As for the local library, Gosling said like most it is going through something of an evolution.
“My impression is libraries all over Canada and even North America are being forced into a different role,” he offered.
Gosling referred to something he saw recently on CBC television about the debate taking place over the New York Public Library.
“It’s pushing itself to be more of a community space,” he said, adding there are proponents of that effort, and those who are bucking it seeing libraries as book collections only.
There are those who suggest books, at least in paper form, will disappear, following a trend set by CDs and DVD’s and film cameras.
In some respects such changes are opportunities for libraries said Gosling.
For example with the demise of DVD rental stores in the city the public library has moved to fill the void.
“At the library here DVDs are a huge draw for users,” said Gosling.
And as for paper books, Gosling said they are likely to remain just as LPs have.

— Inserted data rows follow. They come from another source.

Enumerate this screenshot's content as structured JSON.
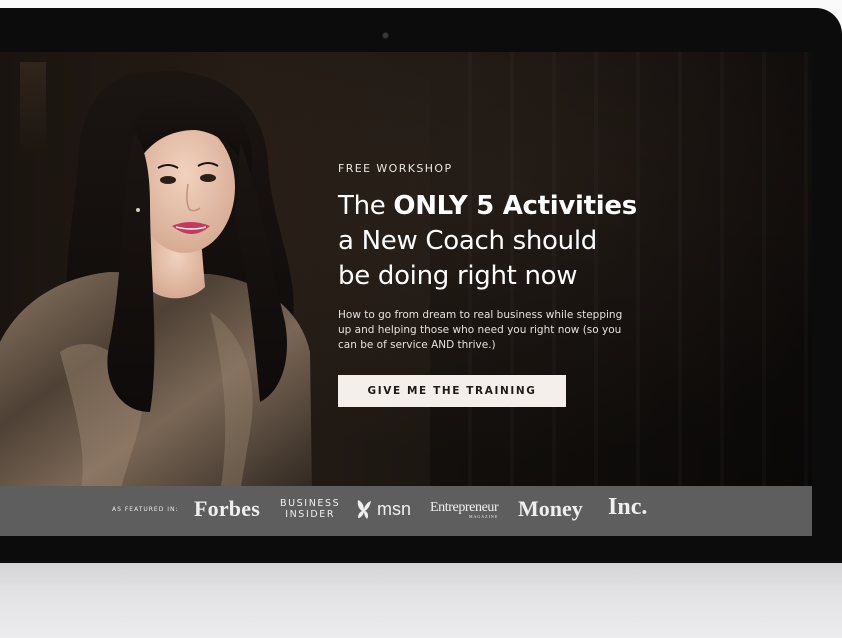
{
  "hero": {
    "eyebrow": "FREE WORKSHOP",
    "headline_prefix": "The ",
    "headline_bold": "ONLY 5 Activities",
    "headline_line2": "a New Coach should",
    "headline_line3": "be doing right now",
    "subcopy": "How to go from dream to real business while stepping up and helping those who need you right now (so you can be of service AND thrive.)",
    "cta_label": "GIVE ME THE TRAINING"
  },
  "featured": {
    "label": "AS FEATURED IN:",
    "logos": {
      "forbes": "Forbes",
      "business_line1": "BUSINESS",
      "business_line2": "INSIDER",
      "msn": "msn",
      "entrepreneur": "Entrepreneur",
      "entrepreneur_sub": "MAGAZINE",
      "money": "Money",
      "inc": "Inc."
    }
  },
  "colors": {
    "screen_bg": "#1a1410",
    "cta_bg": "#f5efec",
    "featured_bar": "#5e5e5e",
    "bezel": "#0c0c0c"
  },
  "icons": {
    "msn_logo": "butterfly-icon",
    "camera": "webcam-dot"
  }
}
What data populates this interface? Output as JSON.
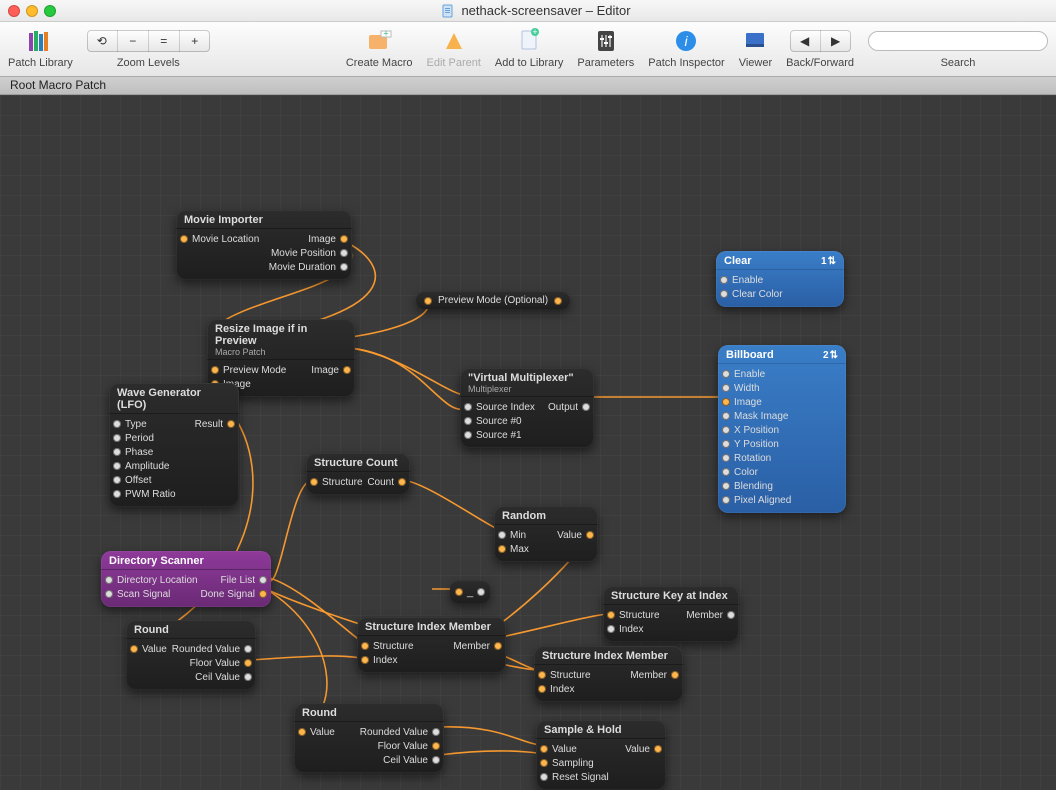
{
  "window": {
    "title": "nethack-screensaver – Editor"
  },
  "toolbar": {
    "patch_library": "Patch Library",
    "zoom_levels": "Zoom Levels",
    "create_macro": "Create Macro",
    "edit_parent": "Edit Parent",
    "add_to_library": "Add to Library",
    "parameters": "Parameters",
    "patch_inspector": "Patch Inspector",
    "viewer": "Viewer",
    "back_forward": "Back/Forward",
    "search_label": "Search",
    "search_placeholder": ""
  },
  "breadcrumb": "Root Macro Patch",
  "preview_pill": "Preview Mode (Optional)",
  "nodes": {
    "movie_importer": {
      "title": "Movie Importer",
      "in": [
        "Movie Location"
      ],
      "out": [
        "Image",
        "Movie Position",
        "Movie Duration"
      ]
    },
    "resize": {
      "title": "Resize Image if in Preview",
      "subtitle": "Macro Patch",
      "in": [
        "Preview Mode",
        "Image"
      ],
      "out": [
        "Image"
      ]
    },
    "wave": {
      "title": "Wave Generator (LFO)",
      "in": [
        "Type",
        "Period",
        "Phase",
        "Amplitude",
        "Offset",
        "PWM Ratio"
      ],
      "out": [
        "Result"
      ]
    },
    "vmux": {
      "title": "\"Virtual Multiplexer\"",
      "subtitle": "Multiplexer",
      "in": [
        "Source Index",
        "Source #0",
        "Source #1"
      ],
      "out": [
        "Output"
      ]
    },
    "structure_count": {
      "title": "Structure Count",
      "in": [
        "Structure"
      ],
      "out": [
        "Count"
      ]
    },
    "random": {
      "title": "Random",
      "in": [
        "Min",
        "Max"
      ],
      "out": [
        "Value"
      ]
    },
    "dir_scanner": {
      "title": "Directory Scanner",
      "in": [
        "Directory Location",
        "Scan Signal"
      ],
      "out": [
        "File List",
        "Done Signal"
      ]
    },
    "round1": {
      "title": "Round",
      "in": [
        "Value"
      ],
      "out": [
        "Rounded Value",
        "Floor Value",
        "Ceil Value"
      ]
    },
    "sim1": {
      "title": "Structure Index Member",
      "in": [
        "Structure",
        "Index"
      ],
      "out": [
        "Member"
      ]
    },
    "ski": {
      "title": "Structure Key at Index",
      "in": [
        "Structure",
        "Index"
      ],
      "out": [
        "Member"
      ]
    },
    "sim2": {
      "title": "Structure Index Member",
      "in": [
        "Structure",
        "Index"
      ],
      "out": [
        "Member"
      ]
    },
    "round2": {
      "title": "Round",
      "in": [
        "Value"
      ],
      "out": [
        "Rounded Value",
        "Floor Value",
        "Ceil Value"
      ]
    },
    "sample_hold": {
      "title": "Sample & Hold",
      "in": [
        "Value",
        "Sampling",
        "Reset Signal"
      ],
      "out": [
        "Value"
      ]
    },
    "clear": {
      "title": "Clear",
      "badge": "1",
      "in": [
        "Enable",
        "Clear Color"
      ]
    },
    "billboard": {
      "title": "Billboard",
      "badge": "2",
      "in": [
        "Enable",
        "Width",
        "Image",
        "Mask Image",
        "X Position",
        "Y Position",
        "Rotation",
        "Color",
        "Blending",
        "Pixel Aligned"
      ]
    }
  },
  "mini": {
    "label": "_"
  }
}
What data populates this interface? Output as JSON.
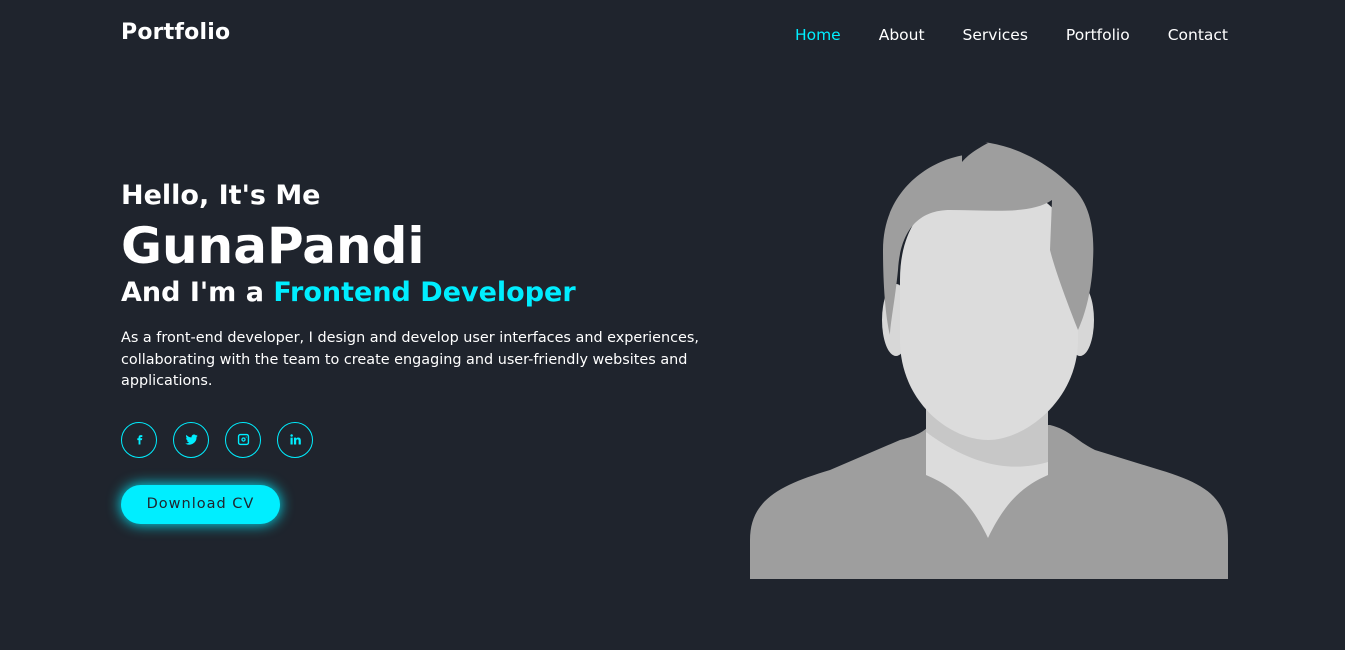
{
  "header": {
    "logo": "Portfolio",
    "nav": [
      {
        "label": "Home",
        "active": true
      },
      {
        "label": "About"
      },
      {
        "label": "Services"
      },
      {
        "label": "Portfolio"
      },
      {
        "label": "Contact"
      }
    ]
  },
  "hero": {
    "greeting": "Hello, It's Me",
    "name": "GunaPandi",
    "role_prefix": "And I'm a ",
    "role_highlight": "Frontend Developer",
    "description": "As a front-end developer, I design and develop user interfaces and experiences, collaborating with the team to create engaging and user-friendly websites and applications.",
    "social": [
      "facebook-icon",
      "twitter-icon",
      "instagram-icon",
      "linkedin-icon"
    ],
    "cta_label": "Download CV"
  },
  "colors": {
    "background": "#1f242d",
    "accent": "#00eeff",
    "text": "#ffffff"
  }
}
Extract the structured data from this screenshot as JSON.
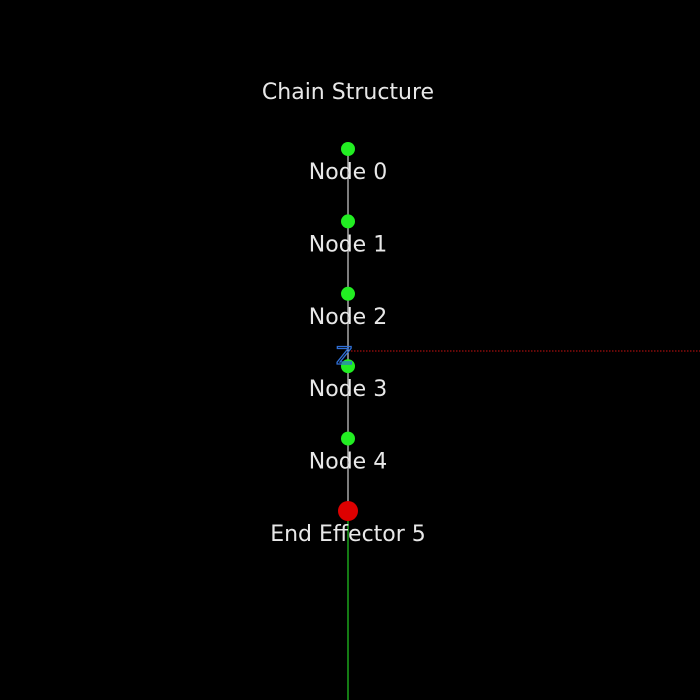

“I think there’ll always be a market for that, but it depends on the market size,” he said, adding he is pretty sure some people will always seek out traditional mediums.
Even if books go digital Gosling said libraries remain relevant, as they have already moved into lending ebooks.
Certainly the lending of books is central to a library being a library, said Gosling.
“That’s what attracted me to a library first,” he said. “… It is one place to trust you enough to lend you something, and to give you enough respect that’ll you’ll bring it back.”
While only in the city a few weeks Gosling said he is becoming familiar with local library users.
“It’s definitely a diverse group,” he said, noting people might be looking to learn about horses, or how to set up email accounts.
In that respect Gosling said it’s important to understand community needs, and to adapt the library services to meet those needs where possible.
“It’s trying to facilitate the needs of users,” he said. “… We’re a public service. We’re supposed to address needs, not dictate what those needs are.”
Gosling said to meet the broadest cross section of needs in a community a library needs to attract the broadest base of users possible. He said one of his immediate efforts is to connect with the community more. To that end he said the library has established a Twitter account, and is working to make its Facebook page more active, recognizing the importance of social media as an avenue to direct correspondence with the public.
“It’s meeting the community where the community is,” he said.
Gosling would also like to make the library more of a place for the community ‘to be’.
“I’d like to get more community events that represent the community,” he said, noting they already have groups such as the Boys and Girls Club, an anime club, and board game group, and Parkland Writer’s Alliance meeting at the library. “I’d like more of a diverse cross section of the community using the library.”
Gosling said the range of events the library could be involved in is large, citing for example taking on more of a role in the Yorkton Film Festival in the future, something he realized this year arriving just before the Festival.
“I’m pretty game to try whatever people want to do. It’s a public space,” he said.